### Available data
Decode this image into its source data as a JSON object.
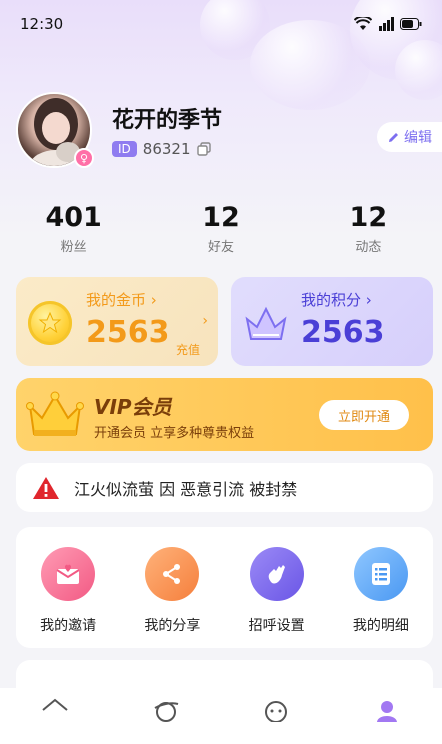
{
  "status_bar": {
    "time": "12:30"
  },
  "profile": {
    "username": "花开的季节",
    "id_tag": "ID",
    "id_value": "86321",
    "edit_label": "编辑"
  },
  "stats": [
    {
      "value": "401",
      "label": "粉丝"
    },
    {
      "value": "12",
      "label": "好友"
    },
    {
      "value": "12",
      "label": "动态"
    }
  ],
  "coins": {
    "title": "我的金币",
    "value": "2563",
    "recharge_label": "充值"
  },
  "points": {
    "title": "我的积分",
    "value": "2563"
  },
  "vip": {
    "title": "VIP会员",
    "subtitle": "开通会员 立享多种尊贵权益",
    "button_label": "立即开通"
  },
  "notice": {
    "text": "江火似流萤 因 恶意引流 被封禁"
  },
  "actions": [
    {
      "label": "我的邀请",
      "icon": "invite-envelope-icon"
    },
    {
      "label": "我的分享",
      "icon": "share-icon"
    },
    {
      "label": "招呼设置",
      "icon": "wave-hand-icon"
    },
    {
      "label": "我的明细",
      "icon": "list-details-icon"
    }
  ],
  "tabbar": [
    "home-icon",
    "discover-planet-icon",
    "message-icon",
    "profile-icon"
  ],
  "colors": {
    "accent": "#7d6ff0",
    "coin": "#f39a1a",
    "points": "#4a3fd6",
    "vip_text": "#7a3e0a"
  }
}
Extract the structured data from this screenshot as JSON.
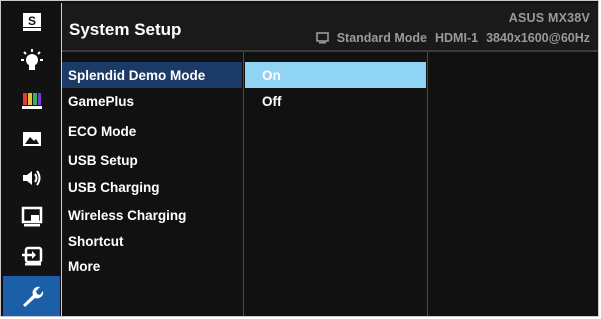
{
  "header": {
    "title": "System Setup",
    "brand_model": "ASUS  MX38V",
    "mode": "Standard Mode",
    "input": "HDMI-1",
    "resolution": "3840x1600@60Hz"
  },
  "sidebar": {
    "items": [
      {
        "name": "splendid",
        "icon": "splendid-s-icon"
      },
      {
        "name": "blue-light-filter",
        "icon": "blue-light-filter-icon"
      },
      {
        "name": "color",
        "icon": "color-bars-icon"
      },
      {
        "name": "image",
        "icon": "image-icon"
      },
      {
        "name": "sound",
        "icon": "speaker-icon"
      },
      {
        "name": "pip-pbp",
        "icon": "pip-icon"
      },
      {
        "name": "input-select",
        "icon": "input-select-icon"
      },
      {
        "name": "system-setup",
        "icon": "wrench-icon",
        "active": true
      }
    ]
  },
  "menu": {
    "items": [
      {
        "label": "Splendid Demo Mode"
      },
      {
        "label": "GamePlus"
      },
      {
        "label": "ECO Mode"
      },
      {
        "label": "USB Setup"
      },
      {
        "label": "USB Charging"
      },
      {
        "label": "Wireless Charging"
      },
      {
        "label": "Shortcut"
      },
      {
        "label": "More"
      }
    ]
  },
  "options": {
    "items": [
      {
        "label": "On"
      },
      {
        "label": "Off"
      }
    ],
    "selected": "On"
  },
  "colors": {
    "frame_bg": "#111111",
    "header_bg": "#1a1a1a",
    "active_tab": "#1b5fa8",
    "menu_highlight": "#1b3a66",
    "option_highlight": "#8fd3f5",
    "text": "#ffffff",
    "status_text": "#9a9a9a"
  }
}
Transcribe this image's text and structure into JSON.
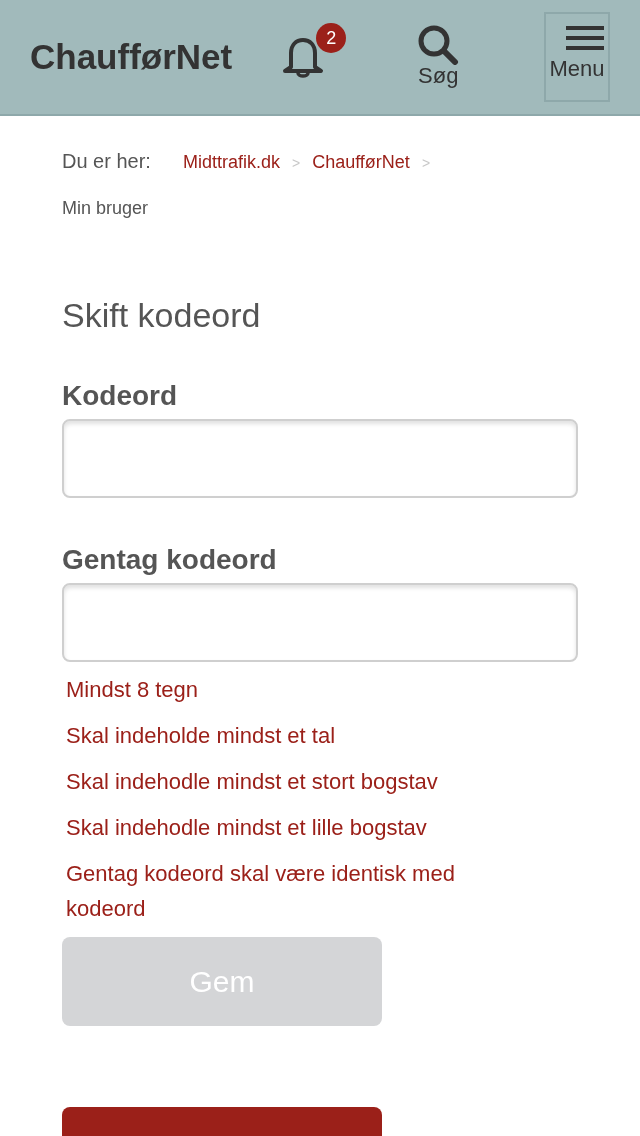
{
  "header": {
    "logo": "ChaufførNet",
    "notifications": {
      "count": "2"
    },
    "search": {
      "label": "Søg"
    },
    "menu": {
      "label": "Menu"
    }
  },
  "breadcrumb": {
    "prefix": "Du er her:",
    "items": [
      {
        "label": "Midttrafik.dk",
        "kind": "link",
        "separator": ">"
      },
      {
        "label": "ChaufførNet",
        "kind": "link",
        "separator": ">"
      },
      {
        "label": "Min bruger",
        "kind": "current"
      }
    ]
  },
  "form": {
    "title": "Skift kodeord",
    "fields": [
      {
        "label": "Kodeord"
      },
      {
        "label": "Gentag kodeord"
      }
    ],
    "errors": [
      "Mindst 8 tegn",
      "Skal indeholde mindst et tal",
      "Skal indehodle mindst et stort bogstav",
      "Skal indehodle mindst et lille bogstav",
      "Gentag kodeord skal være identisk med kodeord"
    ],
    "buttons": [
      {
        "label": "Gem",
        "disabled": true
      },
      {
        "disabled": false
      }
    ]
  }
}
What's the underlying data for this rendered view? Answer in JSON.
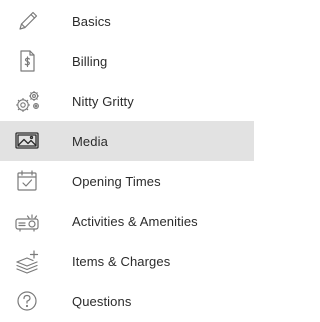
{
  "menu": {
    "items": [
      {
        "label": "Basics",
        "icon": "pencil-icon",
        "active": false
      },
      {
        "label": "Billing",
        "icon": "invoice-dollar-icon",
        "active": false
      },
      {
        "label": "Nitty Gritty",
        "icon": "gears-icon",
        "active": false
      },
      {
        "label": "Media",
        "icon": "image-icon",
        "active": true
      },
      {
        "label": "Opening Times",
        "icon": "calendar-check-icon",
        "active": false
      },
      {
        "label": "Activities & Amenities",
        "icon": "projector-icon",
        "active": false
      },
      {
        "label": "Items & Charges",
        "icon": "layers-plus-icon",
        "active": false
      },
      {
        "label": "Questions",
        "icon": "question-circle-icon",
        "active": false
      }
    ]
  },
  "colors": {
    "active_background": "#e2e2e2",
    "icon_stroke": "#7a7a7a",
    "active_icon_stroke": "#2b2b2b",
    "label_text": "#2b2b2b"
  }
}
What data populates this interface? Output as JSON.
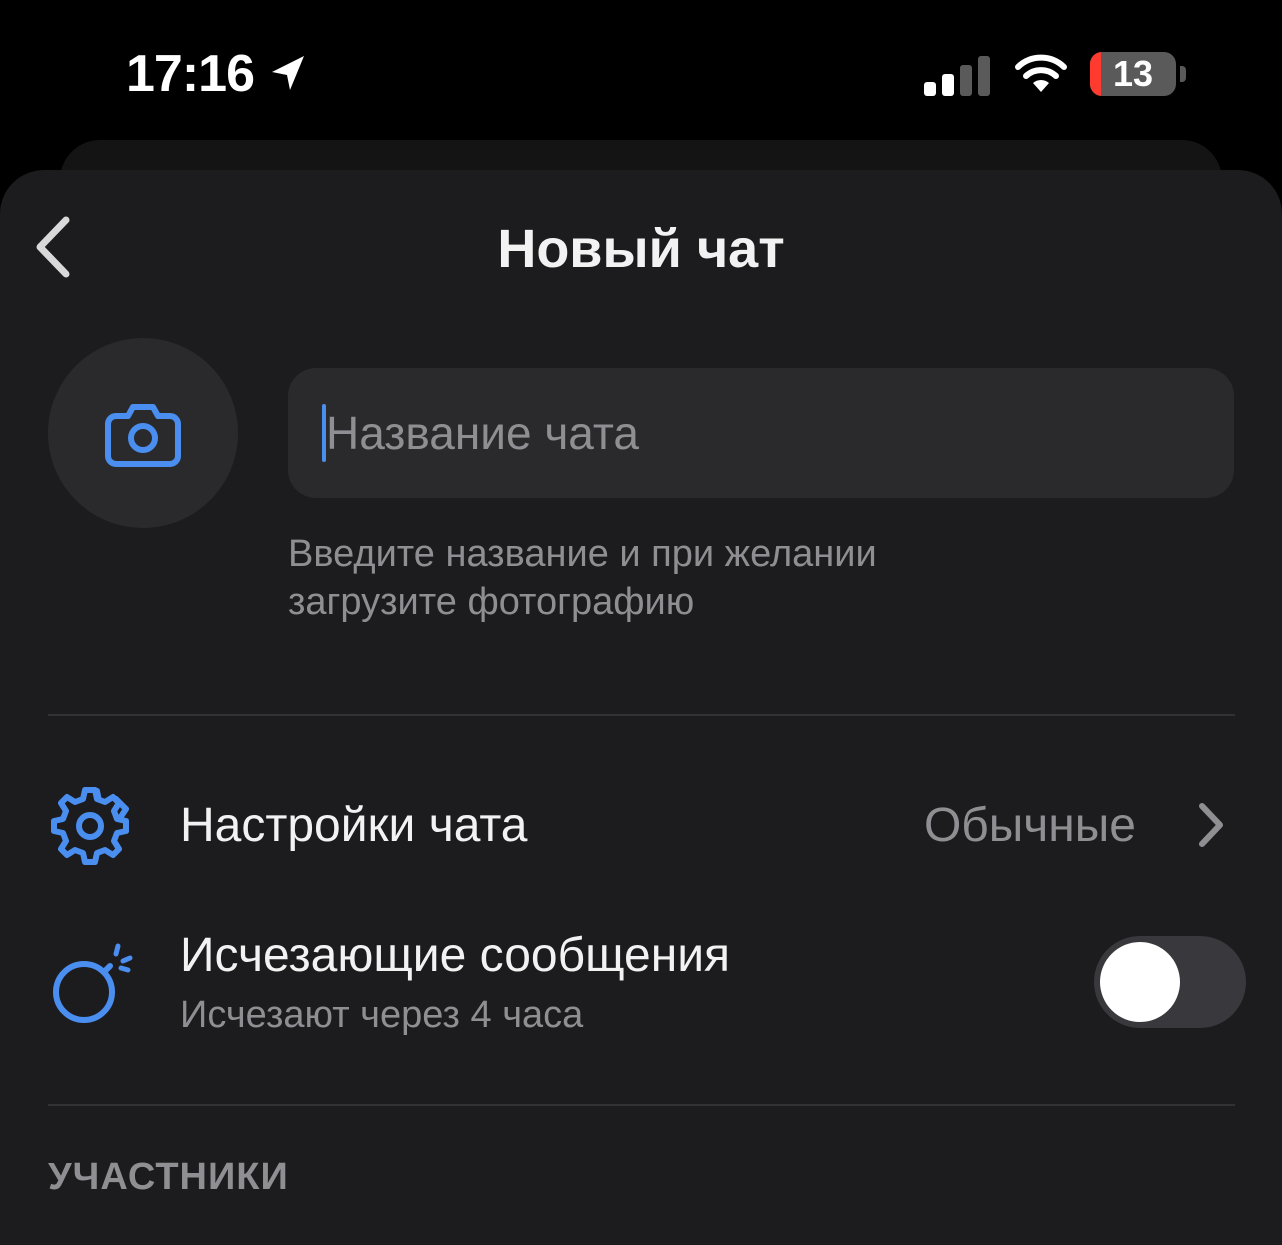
{
  "status_bar": {
    "time": "17:16",
    "battery_level": "13",
    "battery_fraction": 0.13,
    "icons": [
      "location-arrow-icon",
      "cellular-signal-icon",
      "wifi-icon",
      "battery-icon"
    ],
    "signal_bars_active": 2,
    "signal_bars_total": 4
  },
  "header": {
    "title": "Новый чат",
    "back_icon": "chevron-left-icon"
  },
  "chat_info": {
    "photo_icon": "camera-icon",
    "name_placeholder": "Название чата",
    "name_value": "",
    "hint_line1": "Введите название и при желании",
    "hint_line2": "загрузите фотографию"
  },
  "settings": {
    "chat_settings": {
      "icon": "gear-icon",
      "label": "Настройки чата",
      "value": "Обычные"
    },
    "disappearing": {
      "icon": "bomb-icon",
      "label": "Исчезающие сообщения",
      "sublabel": "Исчезают через 4 часа",
      "enabled": false
    }
  },
  "members": {
    "section_title": "УЧАСТНИКИ"
  },
  "colors": {
    "accent": "#4a8ef0",
    "background": "#1c1c1e",
    "secondary_text": "#8e8e93",
    "battery_low": "#ff3b30"
  }
}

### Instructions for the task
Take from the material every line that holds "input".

### Finished exercise
    "input": "HDMI-1",
        "name": "input-select",
        "icon": "input-select-icon"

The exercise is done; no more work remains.